#### [TASK TO CARRY OUT]
Every line below that holds the word "Unique" counts once; please tally them and give only the total.

----- PROVIDED RECORDS -----

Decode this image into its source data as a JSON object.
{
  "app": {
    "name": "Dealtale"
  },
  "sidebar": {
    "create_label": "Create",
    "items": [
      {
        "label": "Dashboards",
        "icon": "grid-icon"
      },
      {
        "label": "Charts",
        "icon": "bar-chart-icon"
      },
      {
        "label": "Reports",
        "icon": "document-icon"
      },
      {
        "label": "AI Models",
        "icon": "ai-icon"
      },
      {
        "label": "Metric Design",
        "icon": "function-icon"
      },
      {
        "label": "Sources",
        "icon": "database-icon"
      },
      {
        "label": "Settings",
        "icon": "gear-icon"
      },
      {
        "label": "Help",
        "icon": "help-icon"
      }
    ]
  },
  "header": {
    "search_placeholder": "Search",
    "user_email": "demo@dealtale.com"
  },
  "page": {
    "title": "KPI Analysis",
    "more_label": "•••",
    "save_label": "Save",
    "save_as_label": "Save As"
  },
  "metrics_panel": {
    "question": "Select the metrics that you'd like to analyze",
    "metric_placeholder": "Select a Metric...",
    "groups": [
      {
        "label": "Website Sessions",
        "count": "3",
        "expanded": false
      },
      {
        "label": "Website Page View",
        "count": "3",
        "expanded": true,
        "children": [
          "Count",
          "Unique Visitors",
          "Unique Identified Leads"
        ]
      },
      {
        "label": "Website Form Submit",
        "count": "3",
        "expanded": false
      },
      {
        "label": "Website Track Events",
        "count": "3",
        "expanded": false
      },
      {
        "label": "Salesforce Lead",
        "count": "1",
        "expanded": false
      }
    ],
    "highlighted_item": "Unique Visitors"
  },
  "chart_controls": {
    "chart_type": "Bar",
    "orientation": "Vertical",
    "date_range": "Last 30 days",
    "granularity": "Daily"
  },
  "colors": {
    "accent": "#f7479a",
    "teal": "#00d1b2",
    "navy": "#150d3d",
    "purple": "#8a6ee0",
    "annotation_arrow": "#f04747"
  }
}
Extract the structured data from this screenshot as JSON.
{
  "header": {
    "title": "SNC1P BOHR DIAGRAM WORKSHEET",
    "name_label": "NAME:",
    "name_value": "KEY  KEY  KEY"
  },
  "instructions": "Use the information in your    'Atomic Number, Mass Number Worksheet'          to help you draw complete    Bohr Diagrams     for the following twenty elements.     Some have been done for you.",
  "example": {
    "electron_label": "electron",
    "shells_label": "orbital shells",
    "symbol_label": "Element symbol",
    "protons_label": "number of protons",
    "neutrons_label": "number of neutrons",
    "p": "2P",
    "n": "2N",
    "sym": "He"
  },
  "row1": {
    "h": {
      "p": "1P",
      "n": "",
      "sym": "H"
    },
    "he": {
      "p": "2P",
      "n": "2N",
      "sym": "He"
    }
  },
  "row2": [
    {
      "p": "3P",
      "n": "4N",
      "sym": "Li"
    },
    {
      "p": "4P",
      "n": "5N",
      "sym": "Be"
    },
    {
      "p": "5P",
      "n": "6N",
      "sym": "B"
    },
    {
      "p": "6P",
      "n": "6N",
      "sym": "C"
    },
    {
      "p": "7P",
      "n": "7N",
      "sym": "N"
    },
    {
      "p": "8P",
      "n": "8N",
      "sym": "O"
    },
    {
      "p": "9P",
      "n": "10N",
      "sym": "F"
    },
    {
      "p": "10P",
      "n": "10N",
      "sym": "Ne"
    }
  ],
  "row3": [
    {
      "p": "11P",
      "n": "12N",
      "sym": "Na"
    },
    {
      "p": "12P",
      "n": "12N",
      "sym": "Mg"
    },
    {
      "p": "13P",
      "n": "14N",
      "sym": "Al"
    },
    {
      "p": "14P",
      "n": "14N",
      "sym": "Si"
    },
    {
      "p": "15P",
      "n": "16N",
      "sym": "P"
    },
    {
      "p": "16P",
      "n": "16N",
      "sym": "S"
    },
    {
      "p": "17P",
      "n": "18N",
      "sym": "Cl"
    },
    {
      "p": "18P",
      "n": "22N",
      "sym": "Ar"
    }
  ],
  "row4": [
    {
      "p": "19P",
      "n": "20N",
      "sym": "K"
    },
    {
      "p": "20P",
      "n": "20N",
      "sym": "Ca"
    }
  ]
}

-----

#### [EXPECTED ANSWER]
3